We also ruled In the Works, Obama's promise that his administration would "expand the U.S. government's bioforensics program for tracking the source of any biological weapon so that the U.S. will be able to rapidly identify any adversary who uses a biological weapon and respond surely and swiftly."
We'll be updating those promises soon.
• We rated two promises Stalled. One was to develop an alternative to President George W. Bush's Military Commissions Act on handling detainees, which we rated Stalled on May 20, 2009, after the Obama administration announced May 15 that it would keep the special system designed to prosecute detainees but tweak the law to "restore the commissions as a legitimate forum for prosecution."

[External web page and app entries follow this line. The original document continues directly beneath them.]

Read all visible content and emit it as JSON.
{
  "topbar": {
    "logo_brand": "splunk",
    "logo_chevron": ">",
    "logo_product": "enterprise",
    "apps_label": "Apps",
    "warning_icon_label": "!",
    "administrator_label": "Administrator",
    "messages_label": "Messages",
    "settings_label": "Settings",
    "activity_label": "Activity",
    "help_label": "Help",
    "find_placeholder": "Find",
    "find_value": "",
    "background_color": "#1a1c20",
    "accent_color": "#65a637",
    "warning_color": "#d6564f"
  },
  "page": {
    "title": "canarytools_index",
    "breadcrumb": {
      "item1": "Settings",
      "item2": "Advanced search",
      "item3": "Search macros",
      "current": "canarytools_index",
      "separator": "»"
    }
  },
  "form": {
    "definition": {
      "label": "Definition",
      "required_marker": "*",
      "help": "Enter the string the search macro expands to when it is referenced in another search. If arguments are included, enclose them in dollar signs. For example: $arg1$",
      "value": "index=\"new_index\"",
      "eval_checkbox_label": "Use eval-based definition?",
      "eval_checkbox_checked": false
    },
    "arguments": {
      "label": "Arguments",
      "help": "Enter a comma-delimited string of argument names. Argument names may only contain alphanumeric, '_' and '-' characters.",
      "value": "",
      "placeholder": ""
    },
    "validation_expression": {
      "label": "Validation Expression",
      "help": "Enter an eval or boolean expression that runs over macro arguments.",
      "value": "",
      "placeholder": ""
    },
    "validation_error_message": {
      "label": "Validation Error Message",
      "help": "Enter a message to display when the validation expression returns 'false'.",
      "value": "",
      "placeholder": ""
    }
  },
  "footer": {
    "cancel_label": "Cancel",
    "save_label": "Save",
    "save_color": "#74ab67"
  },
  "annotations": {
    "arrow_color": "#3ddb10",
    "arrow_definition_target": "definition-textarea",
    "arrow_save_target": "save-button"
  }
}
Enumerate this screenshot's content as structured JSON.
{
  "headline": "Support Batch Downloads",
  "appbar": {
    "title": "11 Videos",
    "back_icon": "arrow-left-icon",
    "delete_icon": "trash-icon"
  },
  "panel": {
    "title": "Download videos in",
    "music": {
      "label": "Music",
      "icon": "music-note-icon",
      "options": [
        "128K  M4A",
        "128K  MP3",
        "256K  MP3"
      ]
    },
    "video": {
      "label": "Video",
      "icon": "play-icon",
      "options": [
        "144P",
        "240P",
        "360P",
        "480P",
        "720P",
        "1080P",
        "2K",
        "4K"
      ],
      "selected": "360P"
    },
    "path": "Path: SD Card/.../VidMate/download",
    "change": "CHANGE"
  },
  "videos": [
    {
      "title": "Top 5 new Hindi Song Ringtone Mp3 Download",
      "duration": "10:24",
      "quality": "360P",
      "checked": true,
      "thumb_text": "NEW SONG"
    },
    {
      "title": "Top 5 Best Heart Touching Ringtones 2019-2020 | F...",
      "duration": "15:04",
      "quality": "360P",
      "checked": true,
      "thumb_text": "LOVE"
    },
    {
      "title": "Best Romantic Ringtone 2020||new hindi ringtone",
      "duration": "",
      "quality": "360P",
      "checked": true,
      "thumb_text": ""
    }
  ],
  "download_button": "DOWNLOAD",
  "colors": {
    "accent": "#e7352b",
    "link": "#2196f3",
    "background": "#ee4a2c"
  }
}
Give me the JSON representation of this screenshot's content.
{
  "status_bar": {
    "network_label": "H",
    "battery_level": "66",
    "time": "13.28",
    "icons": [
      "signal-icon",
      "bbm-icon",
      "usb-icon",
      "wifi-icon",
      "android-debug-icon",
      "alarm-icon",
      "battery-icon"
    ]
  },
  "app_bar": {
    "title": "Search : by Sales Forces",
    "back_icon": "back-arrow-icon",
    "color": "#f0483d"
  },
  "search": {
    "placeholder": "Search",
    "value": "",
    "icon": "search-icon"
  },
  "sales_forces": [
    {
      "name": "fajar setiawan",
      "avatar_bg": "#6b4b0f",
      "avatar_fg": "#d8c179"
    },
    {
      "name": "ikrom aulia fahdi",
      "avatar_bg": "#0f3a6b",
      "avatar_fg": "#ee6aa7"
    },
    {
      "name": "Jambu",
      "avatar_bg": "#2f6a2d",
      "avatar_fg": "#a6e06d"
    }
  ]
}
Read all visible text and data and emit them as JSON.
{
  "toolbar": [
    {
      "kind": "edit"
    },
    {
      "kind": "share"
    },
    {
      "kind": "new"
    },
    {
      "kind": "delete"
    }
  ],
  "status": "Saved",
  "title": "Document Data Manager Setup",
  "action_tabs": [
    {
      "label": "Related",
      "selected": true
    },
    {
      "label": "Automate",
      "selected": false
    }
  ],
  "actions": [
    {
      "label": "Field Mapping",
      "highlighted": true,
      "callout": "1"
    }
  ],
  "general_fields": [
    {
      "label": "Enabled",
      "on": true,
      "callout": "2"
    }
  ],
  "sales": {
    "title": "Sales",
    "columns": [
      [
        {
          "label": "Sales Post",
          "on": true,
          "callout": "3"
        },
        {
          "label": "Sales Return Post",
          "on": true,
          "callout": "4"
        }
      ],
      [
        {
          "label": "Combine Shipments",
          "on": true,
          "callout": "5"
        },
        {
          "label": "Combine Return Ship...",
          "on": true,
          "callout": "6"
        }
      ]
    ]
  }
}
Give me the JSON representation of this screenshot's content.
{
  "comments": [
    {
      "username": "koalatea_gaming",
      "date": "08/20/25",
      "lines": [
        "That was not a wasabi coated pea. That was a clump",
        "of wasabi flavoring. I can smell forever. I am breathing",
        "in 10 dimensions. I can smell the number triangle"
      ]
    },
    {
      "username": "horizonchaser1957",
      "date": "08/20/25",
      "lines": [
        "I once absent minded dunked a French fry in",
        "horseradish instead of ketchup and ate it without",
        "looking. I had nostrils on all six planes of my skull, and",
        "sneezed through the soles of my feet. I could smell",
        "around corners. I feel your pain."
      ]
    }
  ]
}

Also rated Stalled was Obama's campaign promise to "address the problem in our prisons, where the most disaffected and disconnected Americans are being explicitly targeted for conversion by al-Qaida and its ideological allies." The January, 2010 ruling was based on the assessment of specialists on terrorist recruitment, who said they were unaware of any specific initiatives at that point by the Obama administration.
• We ruled that Obama had reached a Compromise on his promise that he would hold a summit on nuclear terrorism in 2009 — his first year in office — "and regularly thereafter." In July, 2009, Obama had announced a plan to host a Global Nuclear Security Summit in March 2010.
We've also done many Truth-O-Meter rulings on claims about terrorism. Here are some of our rulings involving Osama bin Laden:
• In 2008, a flier from the Republican National Committee earned a Pants-On-Fire for a claims that "Barack Obama thinks terrorists just need a good talking to." Among other things, we noted that then candidate Obama had said during a debate with Republican rival John McCain that "If we have Osama bin Laden in our sights and the Pakistani government is unable or unwilling to take them out, then I think that we have to act and we will take them out. We will kill bin Laden; we will crush al Qaeda."
• We also ruled Barely True remarks by former New York City mayor Rudy Giulliani that for four days in Denver, during the Democratic convention, "Democrats were afraid to use the words 'Islamic terrorism.'"
• And more recently, Glenn Beck earned a Half True for claiming there were ties between Egypt's Muslim Brotherhood and al Qaeda and bin Laden.
See individual promises.